49 citations

Journal ArticleDOI
Sydney Calkin1
TL;DR: In this paper, the authors provide a feminist reading of Foucault's critique of human capital to examine the discursive terrain of the "Smart Economics" agenda and to understand the knowledge it produces about female bodies, subjectivities and agency.
Abstract: Girls and women have become the public faces of development today, through the success of “Gender Equality as Smart Economics” policy agendas and similar development narratives that mediate feminist claims through market logic. Women, these narratives assert, are more productive, responsible, and sustainable economic agents for future growth in the context of global financial crisis and therefore their empowerment is economically prudent. In this article, I provide a feminist reading of Foucault's critique of human capital to examine the discursive terrain of the “Smart Economics” agenda and to understand the knowledge it produces about female bodies, subjectivities and agency.

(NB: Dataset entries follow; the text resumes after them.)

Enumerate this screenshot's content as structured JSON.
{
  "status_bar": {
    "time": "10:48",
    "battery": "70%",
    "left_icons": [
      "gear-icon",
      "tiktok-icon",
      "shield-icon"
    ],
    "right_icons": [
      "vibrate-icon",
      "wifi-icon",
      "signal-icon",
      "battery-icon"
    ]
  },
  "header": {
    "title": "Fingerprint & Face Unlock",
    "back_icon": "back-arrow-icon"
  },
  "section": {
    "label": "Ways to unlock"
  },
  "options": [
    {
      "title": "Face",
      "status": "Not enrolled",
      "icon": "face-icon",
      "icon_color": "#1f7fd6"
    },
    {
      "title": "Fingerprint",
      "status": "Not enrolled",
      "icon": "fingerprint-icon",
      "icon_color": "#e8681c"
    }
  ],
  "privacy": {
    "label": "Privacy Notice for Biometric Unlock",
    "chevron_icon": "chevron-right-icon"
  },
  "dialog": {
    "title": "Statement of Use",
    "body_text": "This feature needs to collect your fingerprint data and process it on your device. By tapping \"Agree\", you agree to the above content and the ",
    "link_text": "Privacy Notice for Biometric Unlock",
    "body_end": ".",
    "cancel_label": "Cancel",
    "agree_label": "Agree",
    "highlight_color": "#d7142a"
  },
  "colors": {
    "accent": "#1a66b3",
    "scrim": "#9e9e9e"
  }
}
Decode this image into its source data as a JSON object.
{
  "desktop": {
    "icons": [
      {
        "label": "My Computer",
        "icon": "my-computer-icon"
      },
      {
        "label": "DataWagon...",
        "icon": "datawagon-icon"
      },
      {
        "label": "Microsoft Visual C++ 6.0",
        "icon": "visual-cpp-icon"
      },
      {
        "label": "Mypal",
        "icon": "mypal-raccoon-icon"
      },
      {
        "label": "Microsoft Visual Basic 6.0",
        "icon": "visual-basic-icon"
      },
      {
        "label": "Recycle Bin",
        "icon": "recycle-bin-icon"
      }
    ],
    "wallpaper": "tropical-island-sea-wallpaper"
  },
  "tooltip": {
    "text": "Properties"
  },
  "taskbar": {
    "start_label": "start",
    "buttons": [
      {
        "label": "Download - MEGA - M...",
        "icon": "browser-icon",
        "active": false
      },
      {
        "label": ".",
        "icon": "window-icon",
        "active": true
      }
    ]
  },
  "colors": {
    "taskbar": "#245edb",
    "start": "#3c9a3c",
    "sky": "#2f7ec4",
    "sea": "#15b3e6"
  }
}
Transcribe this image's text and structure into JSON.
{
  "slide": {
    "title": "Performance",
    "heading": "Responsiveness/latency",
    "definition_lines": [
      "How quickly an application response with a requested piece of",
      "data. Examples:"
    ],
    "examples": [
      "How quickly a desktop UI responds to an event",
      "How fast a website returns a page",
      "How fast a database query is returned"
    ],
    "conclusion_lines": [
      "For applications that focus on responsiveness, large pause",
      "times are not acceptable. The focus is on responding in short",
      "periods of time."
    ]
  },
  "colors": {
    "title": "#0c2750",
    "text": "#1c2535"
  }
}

Through a discussion of the World Bank's 2012 World Development Report on gender equality, I argue that the current narratives of women's empowerment are premised on a series of gender essentialisms and their “activation” through biopolitical interventions. The activation narrative of human capital appears, under feminist e...

41 citations

Journal ArticleDOI
Sydney Calkin1
TL;DR: In this paper, the authors introduce a political geography of abortion access, arguing that abortion access is an essential but overlooked site where gendered mechanisms of state control are enforced and contested.

36 citations

Journal ArticleDOI
Sydney Calkin1
TL;DR: In this article, the authors focus on the confluence of the corporate social responsibility (CSR) agenda with the visibility of gender issues in development and the resultant corporate agenda for the promotion of women and girls empowerment.
Abstract: The recent emergence of ‘transnational business feminism’ [Roberts, A. (2014). The political economy of ‘transnational business feminism’. International Feminist Journal of Politics, 17(2), 209–231] accompanied by numerous ‘transnational business initiatives for the governance of gender’ [Prugl, E., & True, J. (2014). Equality means business? Governing gender through transnational public–private partnerships. Review of International Political Economy, 21(6), 1137–1169] constitutes a significant area of debate in the feminist political economy literature. In this paper I focus on the confluence of the corporate social responsibility (CSR) agenda with the visibility of gender issues in development and the resultant corporate agenda for the promotion of women and girls’ empowerment. The paper draws on two gender-focused World Bank collaborations with private sector actors: the Global Private Sector Leaders Forum and the Girl Effect campaign. The paper argues that the dominant model of corporate citiz...

36 citations